Cabral is a bit scary in its endorsement of a nonevidentiary hearing leading to findings of fact that whisked the debtor out of Chapter 13 and back into Chapter 7. “Bad faith” and other misconduct by the debtor is often the ground alleged in a motion to convert or dismiss a Chapter 13 case.19 If “silence” at a “nonevidentiary hearing” is an admission of bad doings, Chapter 13 debtors and their counsel must be unusually diligent in opposition to any motion to convert or dismiss.
1 11 U.S.C. § 1307(c). But see In re Danio, 114 B.R. 737 (Bankr. D. Colo. 1990) (Creditor who acquired claims against a Chapter 13 debtor through a straw man for the purpose of harassing the debtor and getting even with the debtor for a failed business deal lacks standing to seek conversion to Chapter 7.).
3 Compare 11 U.S.C. § 1109(b):
A party in interest, including the debtor, the trustee, a creditors’ committee, an equity security holders’ committee, a creditor, an equity security holder, or any indenture trustee, may raise and may appear and be heard on any issue in a case under this chapter.
5 11 U.S.C. § 1307(c)(9).
6 11 U.S.C. § 521(1). See Fed. R. Bankr. P. 1007.
7 See § 41.1 Duty to File Statements and Schedules. See also discussion beginning at § 42.1 Filing Requirements and Other Duties: A List.
8 11 U.S.C. § 1307(c)(10).

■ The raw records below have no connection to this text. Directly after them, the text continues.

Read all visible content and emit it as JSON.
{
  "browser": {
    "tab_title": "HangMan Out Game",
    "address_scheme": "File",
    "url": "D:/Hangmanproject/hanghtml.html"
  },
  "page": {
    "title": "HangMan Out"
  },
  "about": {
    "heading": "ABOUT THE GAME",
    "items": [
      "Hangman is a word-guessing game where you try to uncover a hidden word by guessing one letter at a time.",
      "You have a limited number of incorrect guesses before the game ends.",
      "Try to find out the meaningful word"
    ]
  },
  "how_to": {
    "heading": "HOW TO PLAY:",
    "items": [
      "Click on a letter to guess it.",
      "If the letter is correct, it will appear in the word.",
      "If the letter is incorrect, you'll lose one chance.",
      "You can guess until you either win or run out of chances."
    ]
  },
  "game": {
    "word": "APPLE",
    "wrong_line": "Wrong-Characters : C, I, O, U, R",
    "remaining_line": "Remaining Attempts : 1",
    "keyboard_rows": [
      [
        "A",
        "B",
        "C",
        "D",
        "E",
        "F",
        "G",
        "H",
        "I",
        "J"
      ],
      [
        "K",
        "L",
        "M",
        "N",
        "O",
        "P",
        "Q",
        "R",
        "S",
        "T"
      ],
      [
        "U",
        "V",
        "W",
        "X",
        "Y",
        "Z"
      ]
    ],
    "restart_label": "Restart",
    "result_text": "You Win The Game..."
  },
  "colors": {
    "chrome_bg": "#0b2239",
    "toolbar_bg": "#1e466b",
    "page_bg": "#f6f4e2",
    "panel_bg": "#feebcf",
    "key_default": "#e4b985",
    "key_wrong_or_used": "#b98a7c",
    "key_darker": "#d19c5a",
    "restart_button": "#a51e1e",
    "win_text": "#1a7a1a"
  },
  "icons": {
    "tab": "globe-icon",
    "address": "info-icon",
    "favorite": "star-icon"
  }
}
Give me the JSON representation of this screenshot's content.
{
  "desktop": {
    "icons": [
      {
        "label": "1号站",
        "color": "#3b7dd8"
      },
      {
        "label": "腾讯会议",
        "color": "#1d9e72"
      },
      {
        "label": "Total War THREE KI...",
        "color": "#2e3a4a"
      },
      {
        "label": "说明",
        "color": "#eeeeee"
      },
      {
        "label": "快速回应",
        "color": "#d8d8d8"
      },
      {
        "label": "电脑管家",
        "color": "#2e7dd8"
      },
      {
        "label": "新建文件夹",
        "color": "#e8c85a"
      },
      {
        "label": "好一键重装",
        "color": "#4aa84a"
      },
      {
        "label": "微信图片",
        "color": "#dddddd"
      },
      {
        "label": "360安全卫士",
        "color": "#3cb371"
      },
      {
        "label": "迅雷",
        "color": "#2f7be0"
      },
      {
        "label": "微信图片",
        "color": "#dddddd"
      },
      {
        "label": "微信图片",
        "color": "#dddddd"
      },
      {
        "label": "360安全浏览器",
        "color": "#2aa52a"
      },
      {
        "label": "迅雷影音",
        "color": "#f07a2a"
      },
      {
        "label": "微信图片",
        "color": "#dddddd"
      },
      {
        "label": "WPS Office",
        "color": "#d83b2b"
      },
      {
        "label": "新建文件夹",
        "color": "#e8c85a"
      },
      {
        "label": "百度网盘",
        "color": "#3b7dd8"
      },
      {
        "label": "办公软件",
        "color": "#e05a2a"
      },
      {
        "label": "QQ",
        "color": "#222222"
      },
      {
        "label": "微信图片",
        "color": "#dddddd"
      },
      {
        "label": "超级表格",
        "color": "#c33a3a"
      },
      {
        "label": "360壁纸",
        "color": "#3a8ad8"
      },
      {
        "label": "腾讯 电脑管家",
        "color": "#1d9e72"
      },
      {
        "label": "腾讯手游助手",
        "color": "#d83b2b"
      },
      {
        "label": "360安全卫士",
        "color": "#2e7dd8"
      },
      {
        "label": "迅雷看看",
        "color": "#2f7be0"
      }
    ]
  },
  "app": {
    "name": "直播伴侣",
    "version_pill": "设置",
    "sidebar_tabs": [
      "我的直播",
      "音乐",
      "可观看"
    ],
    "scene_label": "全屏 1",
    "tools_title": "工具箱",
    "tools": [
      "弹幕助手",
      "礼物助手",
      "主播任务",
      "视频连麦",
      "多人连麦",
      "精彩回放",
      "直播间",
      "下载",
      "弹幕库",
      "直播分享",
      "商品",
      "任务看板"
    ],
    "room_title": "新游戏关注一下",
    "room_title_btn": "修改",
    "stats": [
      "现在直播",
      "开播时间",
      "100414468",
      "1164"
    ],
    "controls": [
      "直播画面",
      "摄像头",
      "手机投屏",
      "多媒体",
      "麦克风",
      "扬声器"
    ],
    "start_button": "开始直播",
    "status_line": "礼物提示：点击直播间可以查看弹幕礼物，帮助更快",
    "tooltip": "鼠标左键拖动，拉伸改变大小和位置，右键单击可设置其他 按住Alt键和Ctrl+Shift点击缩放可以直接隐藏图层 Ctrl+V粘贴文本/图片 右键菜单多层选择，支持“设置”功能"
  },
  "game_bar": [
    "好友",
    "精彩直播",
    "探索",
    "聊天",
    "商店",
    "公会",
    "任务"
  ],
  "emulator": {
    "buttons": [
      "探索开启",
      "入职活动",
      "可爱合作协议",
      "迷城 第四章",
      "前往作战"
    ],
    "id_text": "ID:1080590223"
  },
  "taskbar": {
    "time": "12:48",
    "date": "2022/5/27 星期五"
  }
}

9 11 U.S.C. § 521(2).
11 Fed. R. Bankr. P. 1017(f)(1).
12 Tibbetts v. Yale Corp. (In re Tibbetts), No. 01-1863, 2002 WL 31123873, at *3 (4th Cir. Sept. 26, 2002) (unpublished) (Affirms dismissal of former Chapter 13 debtor’s complaint for malicious prosecution and other torts in connection with Yale University’s motion to reconvert to Chapter 7. “It is an open question whether the filing of a motion to reconvert constitutes process. We need not decide this issue, however, because we find that Tibbetts’ Complaint cannot satisfy the other elements of a prima facie case for malicious prosecution or abuse of process.”).
13 For reasons unexplained by the drafters, Bankruptcy Rule 2002(a)(4) does not apply to conversion of a Chapter 13 case.
14 See, e.g., In re Crowell, 292 B.R. 541, 544–45 (Bankr. E.D. Tex. 2002) (Debtor’s failure to respond to creditor’s motion for conversion to Chapter 7 results in conversion by default notwithstanding competing motion by the debtor to voluntarily dismiss under § 1307(b). “In this case, the creditor filed its motion to convert, appropriate notice was given . . . the Debtor chose not to respond or object to the motion to convert . . . . [T]he motion to convert was fully adjudicated by default. . . . The Debtor chose not to litigate conversion directly, but instead to ‘dodge the bullet’ via dismissal. . . . Crowell lost her right of dismissal ‘upon request’ under § 1307(b) when the case converted to a Chapter 7 case.”).
15 11 U.S.C. § 1307(c).
16 See § 141.3 Cause for Conversion and § 141.4 Cause for Conversion Added or Changed by BAPCPA for a discussion of cause for conversion.
17 285 B.R. 563 (B.A.P. 1st Cir. 2002).
18 285 B.R. at 575–78.
19 See § 141.3 Cause for Conversion and § 141.4 Cause for Conversion Added or Changed by BAPCPA. See also § 152.4 Cause for Dismissal, Including Bad-Faith, Multiple and Abusive Filings for a discussion of bad faith as cause for dismissal.